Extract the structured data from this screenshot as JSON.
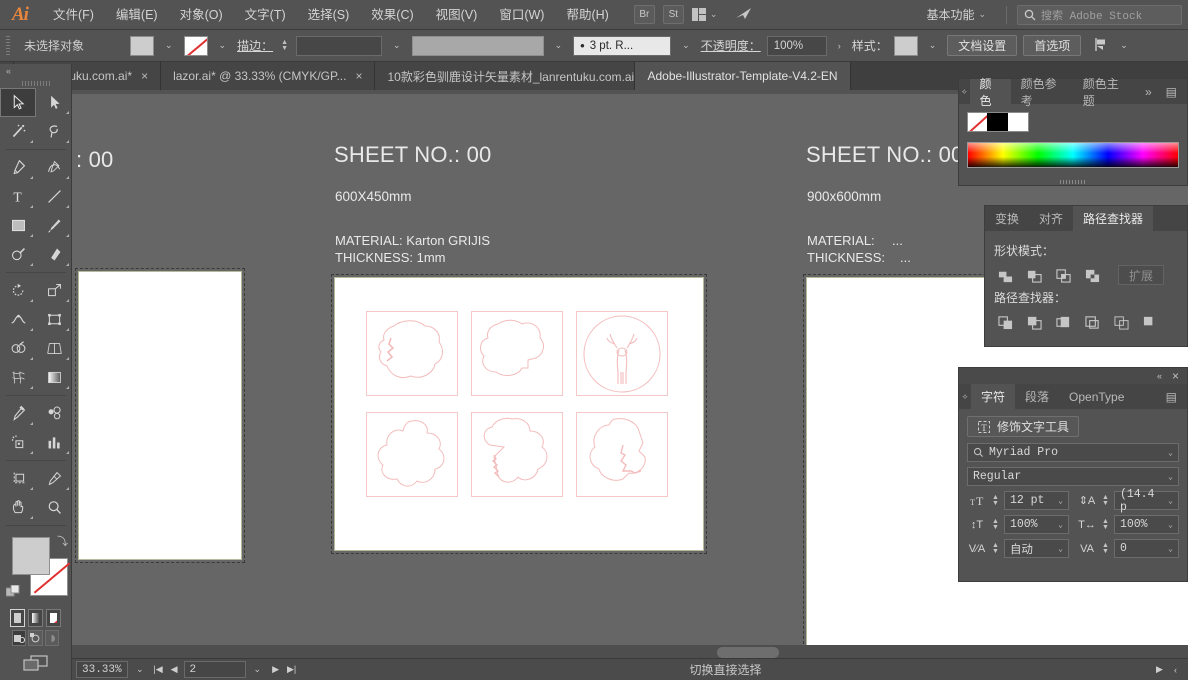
{
  "app": {
    "logo": "Ai",
    "menus": [
      "文件(F)",
      "编辑(E)",
      "对象(O)",
      "文字(T)",
      "选择(S)",
      "效果(C)",
      "视图(V)",
      "窗口(W)",
      "帮助(H)"
    ],
    "bridge_button": "Br",
    "stock_button": "St",
    "workspace": "基本功能",
    "search_placeholder": "搜索 Adobe Stock"
  },
  "control_bar": {
    "selection_status": "未选择对象",
    "stroke_label": "描边：",
    "stroke_weight": "",
    "brush_preset": "3 pt. R...",
    "opacity_label": "不透明度：",
    "opacity_value": "100%",
    "style_label": "样式：",
    "doc_setup": "文档设置",
    "preferences": "首选项"
  },
  "tabs": [
    {
      "title": "_lanrentuku.com.ai*",
      "active": false,
      "closable": true
    },
    {
      "title": "lazor.ai* @ 33.33% (CMYK/GP...",
      "active": false,
      "closable": true
    },
    {
      "title": "10款彩色驯鹿设计矢量素材_lanrentuku.com.ai",
      "active": false,
      "closable": true
    },
    {
      "title": "Adobe-Illustrator-Template-V4.2-EN",
      "active": true,
      "closable": false
    }
  ],
  "toolbar": {
    "collapse": "«",
    "tools": [
      "selection-tool",
      "direct-selection-tool",
      "magic-wand-tool",
      "lasso-tool",
      "pen-tool",
      "curvature-tool",
      "type-tool",
      "line-segment-tool",
      "rectangle-tool",
      "paintbrush-tool",
      "shaper-tool",
      "eraser-tool",
      "rotate-tool",
      "scale-tool",
      "width-tool",
      "free-transform-tool",
      "shape-builder-tool",
      "perspective-grid-tool",
      "mesh-tool",
      "gradient-tool",
      "eyedropper-tool",
      "blend-tool",
      "symbol-sprayer-tool",
      "column-graph-tool",
      "artboard-tool",
      "slice-tool",
      "hand-tool",
      "zoom-tool"
    ],
    "fill_stroke": {
      "fill_color": "#cdcdcd",
      "stroke_color": "none",
      "swap_icon": "swap-fill-stroke-icon",
      "default_icon": "default-fill-stroke-icon"
    },
    "fill_modes": [
      "color-fill",
      "gradient-fill",
      "none-fill"
    ],
    "draw_modes": [
      "draw-normal",
      "draw-behind",
      "draw-inside"
    ],
    "screen_mode": "change-screen-mode"
  },
  "canvas": {
    "artboards": [
      {
        "name": "artboard-left",
        "sheet_no": ": 00",
        "size": "",
        "material": "",
        "thickness": ""
      },
      {
        "name": "artboard-center",
        "sheet_no": "SHEET NO.: 00",
        "size": "600X450mm",
        "material": "MATERIAL: Karton GRIJIS",
        "thickness": "THICKNESS:  1mm"
      },
      {
        "name": "artboard-right",
        "sheet_no": "SHEET NO.: 00",
        "size": "900x600mm",
        "material_label": "MATERIAL:",
        "material_value": "...",
        "thickness_label": "THICKNESS:",
        "thickness_value": "..."
      }
    ],
    "die_cut_outline_color": "#f3bcbc"
  },
  "panels": {
    "color": {
      "tabs": [
        "颜色",
        "颜色参考",
        "颜色主题"
      ],
      "active_tab": "颜色",
      "overflow": "»",
      "swatches": [
        "none",
        "black",
        "white"
      ]
    },
    "pathfinder": {
      "tabs": [
        "变换",
        "对齐",
        "路径查找器"
      ],
      "active_tab": "路径查找器",
      "shape_modes_label": "形状模式：",
      "expand_button": "扩展",
      "pathfinders_label": "路径查找器："
    },
    "character": {
      "tabs": [
        "字符",
        "段落",
        "OpenType"
      ],
      "active_tab": "字符",
      "touch_type_button": "修饰文字工具",
      "font_family": "Myriad Pro",
      "font_style": "Regular",
      "font_size": "12 pt",
      "leading": "(14.4 p",
      "vertical_scale": "100%",
      "horizontal_scale": "100%",
      "kerning": "自动",
      "tracking": "0",
      "collapse_icon": "«",
      "close_icon": "×",
      "menu_icon": "panel-menu-icon"
    }
  },
  "status_bar": {
    "zoom": "33.33%",
    "artboard_number": "2",
    "status_text": "切换直接选择"
  }
}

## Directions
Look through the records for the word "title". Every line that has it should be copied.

## Answer section
      "title": "_lanrentuku.com.ai*",
      "title": "lazor.ai* @ 33.33% (CMYK/GP...",
      "title": "10款彩色驯鹿设计矢量素材_lanrentuku.com.ai",
      "title": "Adobe-Illustrator-Template-V4.2-EN",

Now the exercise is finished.